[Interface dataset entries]
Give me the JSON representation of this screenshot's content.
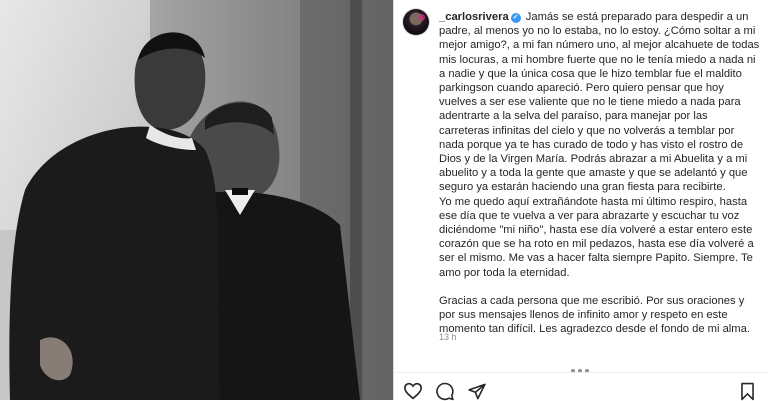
{
  "post": {
    "username": "_carlosrivera",
    "paragraph1": "Jamás se está preparado para despedir a un padre, al menos yo no lo estaba, no lo estoy. ¿Cómo soltar a mi mejor amigo?, a mi fan número uno, al mejor alcahuete de todas mis locuras, a mi hombre fuerte que no le tenía miedo a nada ni a nadie y que la única cosa que le hizo temblar fue el maldito parkingson cuando apareció. Pero quiero pensar que hoy vuelves a ser ese valiente que no le tiene miedo a nada para adentrarte a la selva del paraíso, para manejar por las carreteras infinitas del cielo y que no volverás a temblar por nada porque ya te has curado de todo y has visto el rostro de Dios y de la Virgen María. Podrás abrazar a mi Abuelita y a mi abuelito y a toda la gente que amaste y que se adelantó y que seguro ya estarán haciendo una gran fiesta para recibirte.",
    "paragraph2": "Yo me quedo aquí extrañándote hasta mi último respiro, hasta ese día que te vuelva a ver para abrazarte y escuchar tu voz diciéndome \"mi niño\", hasta ese día volveré a estar entero este corazón que se ha roto en mil pedazos, hasta ese día volveré a ser el mismo. Me vas a hacer falta siempre Papito. Siempre. Te amo por toda la eternidad.",
    "paragraph3": "Gracias a cada persona que me escribió. Por sus oraciones y por sus mensajes llenos de infinito amor y respeto en este momento tan difícil. Les agradezco desde el fondo de mi alma.",
    "timestamp": "13 h"
  },
  "icons": {
    "verified": "verified-badge-icon",
    "like": "heart-icon",
    "comment": "comment-icon",
    "share": "paper-plane-icon",
    "save": "bookmark-icon",
    "more": "more-dots-icon"
  },
  "colors": {
    "verified": "#3897f0",
    "text": "#262626",
    "muted": "#8e8e8e",
    "border": "#dbdbdb"
  }
}
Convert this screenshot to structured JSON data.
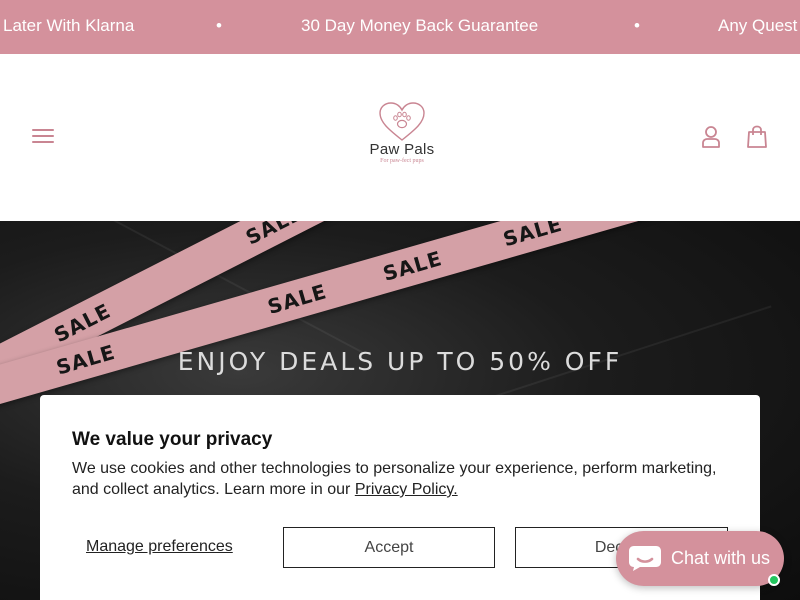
{
  "announcement": {
    "items": [
      "Later With Klarna",
      "30 Day Money Back Guarantee",
      "Any Quest"
    ],
    "separator": "•"
  },
  "header": {
    "logo": {
      "name": "Paw Pals",
      "tagline": "For paw-fect pups"
    },
    "menu_icon": "hamburger-icon",
    "account_icon": "user-icon",
    "cart_icon": "shopping-bag-icon"
  },
  "hero": {
    "headline": "ENJOY DEALS UP TO 50% OFF",
    "tape_word": "SALE"
  },
  "consent": {
    "title": "We value your privacy",
    "body": "We use cookies and other technologies to personalize your experience, perform marketing, and collect analytics. Learn more in our ",
    "policy_link": "Privacy Policy.",
    "manage_label": "Manage preferences",
    "accept_label": "Accept",
    "decline_label": "Decline"
  },
  "chat": {
    "label": "Chat with us",
    "icon": "chat-bubble-icon",
    "status": "online"
  },
  "colors": {
    "brand_pink": "#d4919c",
    "tape_pink": "#d4a0a6",
    "hero_dark": "#111111",
    "online_green": "#22c55e"
  }
}
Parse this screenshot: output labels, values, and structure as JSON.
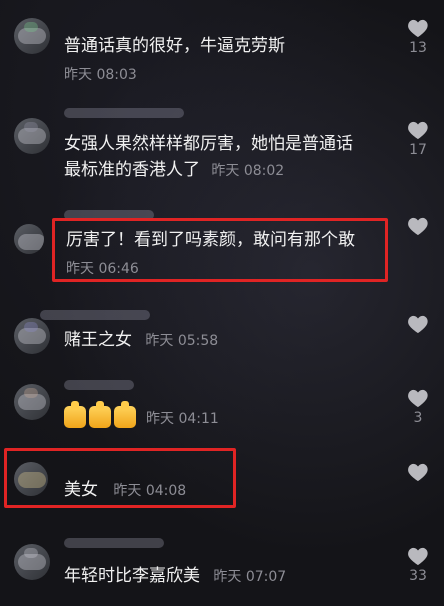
{
  "comments": [
    {
      "text": "普通话真的很好，牛逼克劳斯",
      "time": "昨天 08:03",
      "likes": "13"
    },
    {
      "text1": "女强人果然样样都厉害，她怕是普通话",
      "text2": "最标准的香港人了",
      "time": "昨天 08:02",
      "likes": "17"
    },
    {
      "text": "厉害了！看到了吗素颜，敢问有那个敢",
      "time": "昨天 06:46",
      "likes": ""
    },
    {
      "text": "赌王之女",
      "time": "昨天 05:58",
      "likes": ""
    },
    {
      "text": "",
      "time": "昨天 04:11",
      "likes": "3",
      "emoji_count": 3
    },
    {
      "text": "美女",
      "time": "昨天 04:08",
      "likes": ""
    },
    {
      "text": "年轻时比李嘉欣美",
      "time": "昨天 07:07",
      "likes": "33"
    }
  ],
  "icons": {
    "like": "heart-icon",
    "emoji": "thumbs-up-emoji"
  },
  "colors": {
    "highlight_box": "#e02424",
    "background": "#141418"
  }
}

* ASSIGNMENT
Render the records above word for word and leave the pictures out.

* WRITTEN SOLUTION
Give me the JSON representation of this screenshot's content.
{
  "post": {
    "username": "_carlosrivera",
    "paragraph1": "Jamás se está preparado para despedir a un padre, al menos yo no lo estaba, no lo estoy. ¿Cómo soltar a mi mejor amigo?, a mi fan número uno, al mejor alcahuete de todas mis locuras, a mi hombre fuerte que no le tenía miedo a nada ni a nadie y que la única cosa que le hizo temblar fue el maldito parkingson cuando apareció. Pero quiero pensar que hoy vuelves a ser ese valiente que no le tiene miedo a nada para adentrarte a la selva del paraíso, para manejar por las carreteras infinitas del cielo y que no volverás a temblar por nada porque ya te has curado de todo y has visto el rostro de Dios y de la Virgen María. Podrás abrazar a mi Abuelita y a mi abuelito y a toda la gente que amaste y que se adelantó y que seguro ya estarán haciendo una gran fiesta para recibirte.",
    "paragraph2": "Yo me quedo aquí extrañándote hasta mi último respiro, hasta ese día que te vuelva a ver para abrazarte y escuchar tu voz diciéndome \"mi niño\", hasta ese día volveré a estar entero este corazón que se ha roto en mil pedazos, hasta ese día volveré a ser el mismo. Me vas a hacer falta siempre Papito. Siempre. Te amo por toda la eternidad.",
    "paragraph3": "Gracias a cada persona que me escribió. Por sus oraciones y por sus mensajes llenos de infinito amor y respeto en este momento tan difícil. Les agradezco desde el fondo de mi alma.",
    "timestamp": "13 h"
  },
  "icons": {
    "verified": "verified-badge-icon",
    "like": "heart-icon",
    "comment": "comment-icon",
    "share": "paper-plane-icon",
    "save": "bookmark-icon",
    "more": "more-dots-icon"
  },
  "colors": {
    "verified": "#3897f0",
    "text": "#262626",
    "muted": "#8e8e8e",
    "border": "#dbdbdb"
  }
}
Convert this screenshot to structured JSON data.
{
  "announcement": {
    "items": [
      "Later With Klarna",
      "30 Day Money Back Guarantee",
      "Any Quest"
    ],
    "separator": "•"
  },
  "header": {
    "logo": {
      "name": "Paw Pals",
      "tagline": "For paw-fect pups"
    },
    "menu_icon": "hamburger-icon",
    "account_icon": "user-icon",
    "cart_icon": "shopping-bag-icon"
  },
  "hero": {
    "headline": "ENJOY DEALS UP TO 50% OFF",
    "tape_word": "SALE"
  },
  "consent": {
    "title": "We value your privacy",
    "body": "We use cookies and other technologies to personalize your experience, perform marketing, and collect analytics. Learn more in our ",
    "policy_link": "Privacy Policy.",
    "manage_label": "Manage preferences",
    "accept_label": "Accept",
    "decline_label": "Decline"
  },
  "chat": {
    "label": "Chat with us",
    "icon": "chat-bubble-icon",
    "status": "online"
  },
  "colors": {
    "brand_pink": "#d4919c",
    "tape_pink": "#d4a0a6",
    "hero_dark": "#111111",
    "online_green": "#22c55e"
  }
}
Parse this screenshot: output labels, values, and structure as JSON.
{
  "comments": [
    {
      "text": "普通话真的很好，牛逼克劳斯",
      "time": "昨天 08:03",
      "likes": "13"
    },
    {
      "text1": "女强人果然样样都厉害，她怕是普通话",
      "text2": "最标准的香港人了",
      "time": "昨天 08:02",
      "likes": "17"
    },
    {
      "text": "厉害了！看到了吗素颜，敢问有那个敢",
      "time": "昨天 06:46",
      "likes": ""
    },
    {
      "text": "赌王之女",
      "time": "昨天 05:58",
      "likes": ""
    },
    {
      "text": "",
      "time": "昨天 04:11",
      "likes": "3",
      "emoji_count": 3
    },
    {
      "text": "美女",
      "time": "昨天 04:08",
      "likes": ""
    },
    {
      "text": "年轻时比李嘉欣美",
      "time": "昨天 07:07",
      "likes": "33"
    }
  ],
  "icons": {
    "like": "heart-icon",
    "emoji": "thumbs-up-emoji"
  },
  "colors": {
    "highlight_box": "#e02424",
    "background": "#141418"
  }
}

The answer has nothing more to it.